═════ RECORDS FOR THIS TASK

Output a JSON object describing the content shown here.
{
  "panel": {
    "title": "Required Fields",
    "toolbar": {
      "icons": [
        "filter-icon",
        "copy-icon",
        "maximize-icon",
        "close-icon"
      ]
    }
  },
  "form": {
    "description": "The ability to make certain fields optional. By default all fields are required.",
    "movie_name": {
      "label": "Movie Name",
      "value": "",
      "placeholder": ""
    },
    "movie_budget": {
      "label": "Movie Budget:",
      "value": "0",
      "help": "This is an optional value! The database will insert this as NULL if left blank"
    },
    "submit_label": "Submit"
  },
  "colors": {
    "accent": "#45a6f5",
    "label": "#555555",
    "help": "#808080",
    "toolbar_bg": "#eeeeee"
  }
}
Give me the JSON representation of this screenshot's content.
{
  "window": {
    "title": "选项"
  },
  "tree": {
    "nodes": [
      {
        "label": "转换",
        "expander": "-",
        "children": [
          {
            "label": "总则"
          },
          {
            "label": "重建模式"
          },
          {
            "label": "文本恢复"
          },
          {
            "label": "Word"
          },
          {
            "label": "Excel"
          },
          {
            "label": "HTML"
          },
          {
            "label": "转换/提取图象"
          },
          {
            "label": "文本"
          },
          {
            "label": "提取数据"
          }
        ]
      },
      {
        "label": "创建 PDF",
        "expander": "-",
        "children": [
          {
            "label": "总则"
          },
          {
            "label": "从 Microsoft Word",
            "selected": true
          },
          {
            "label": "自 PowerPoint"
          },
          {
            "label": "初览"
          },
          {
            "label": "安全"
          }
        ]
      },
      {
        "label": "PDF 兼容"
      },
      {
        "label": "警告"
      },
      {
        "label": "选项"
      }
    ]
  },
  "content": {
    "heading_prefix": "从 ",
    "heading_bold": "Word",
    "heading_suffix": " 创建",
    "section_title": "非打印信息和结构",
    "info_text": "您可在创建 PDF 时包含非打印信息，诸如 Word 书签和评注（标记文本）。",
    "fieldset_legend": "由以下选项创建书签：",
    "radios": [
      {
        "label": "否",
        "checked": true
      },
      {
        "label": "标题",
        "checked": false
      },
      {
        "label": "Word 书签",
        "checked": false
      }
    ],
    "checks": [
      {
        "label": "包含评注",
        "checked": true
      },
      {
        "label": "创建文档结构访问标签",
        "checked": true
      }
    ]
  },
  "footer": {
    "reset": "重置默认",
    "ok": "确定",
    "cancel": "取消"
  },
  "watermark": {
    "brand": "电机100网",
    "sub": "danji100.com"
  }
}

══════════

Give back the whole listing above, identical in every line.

Output a JSON object describing the content shown here.
{
  "panel": {
    "title": "Required Fields",
    "toolbar": {
      "icons": [
        "filter-icon",
        "copy-icon",
        "maximize-icon",
        "close-icon"
      ]
    }
  },
  "form": {
    "description": "The ability to make certain fields optional. By default all fields are required.",
    "movie_name": {
      "label": "Movie Name",
      "value": "",
      "placeholder": ""
    },
    "movie_budget": {
      "label": "Movie Budget:",
      "value": "0",
      "help": "This is an optional value! The database will insert this as NULL if left blank"
    },
    "submit_label": "Submit"
  },
  "colors": {
    "accent": "#45a6f5",
    "label": "#555555",
    "help": "#808080",
    "toolbar_bg": "#eeeeee"
  }
}
Give me the JSON representation of this screenshot's content.
{
  "window": {
    "title": "选项"
  },
  "tree": {
    "nodes": [
      {
        "label": "转换",
        "expander": "-",
        "children": [
          {
            "label": "总则"
          },
          {
            "label": "重建模式"
          },
          {
            "label": "文本恢复"
          },
          {
            "label": "Word"
          },
          {
            "label": "Excel"
          },
          {
            "label": "HTML"
          },
          {
            "label": "转换/提取图象"
          },
          {
            "label": "文本"
          },
          {
            "label": "提取数据"
          }
        ]
      },
      {
        "label": "创建 PDF",
        "expander": "-",
        "children": [
          {
            "label": "总则"
          },
          {
            "label": "从 Microsoft Word",
            "selected": true
          },
          {
            "label": "自 PowerPoint"
          },
          {
            "label": "初览"
          },
          {
            "label": "安全"
          }
        ]
      },
      {
        "label": "PDF 兼容"
      },
      {
        "label": "警告"
      },
      {
        "label": "选项"
      }
    ]
  },
  "content": {
    "heading_prefix": "从 ",
    "heading_bold": "Word",
    "heading_suffix": " 创建",
    "section_title": "非打印信息和结构",
    "info_text": "您可在创建 PDF 时包含非打印信息，诸如 Word 书签和评注（标记文本）。",
    "fieldset_legend": "由以下选项创建书签：",
    "radios": [
      {
        "label": "否",
        "checked": true
      },
      {
        "label": "标题",
        "checked": false
      },
      {
        "label": "Word 书签",
        "checked": false
      }
    ],
    "checks": [
      {
        "label": "包含评注",
        "checked": true
      },
      {
        "label": "创建文档结构访问标签",
        "checked": true
      }
    ]
  },
  "footer": {
    "reset": "重置默认",
    "ok": "确定",
    "cancel": "取消"
  },
  "watermark": {
    "brand": "电机100网",
    "sub": "danji100.com"
  }
}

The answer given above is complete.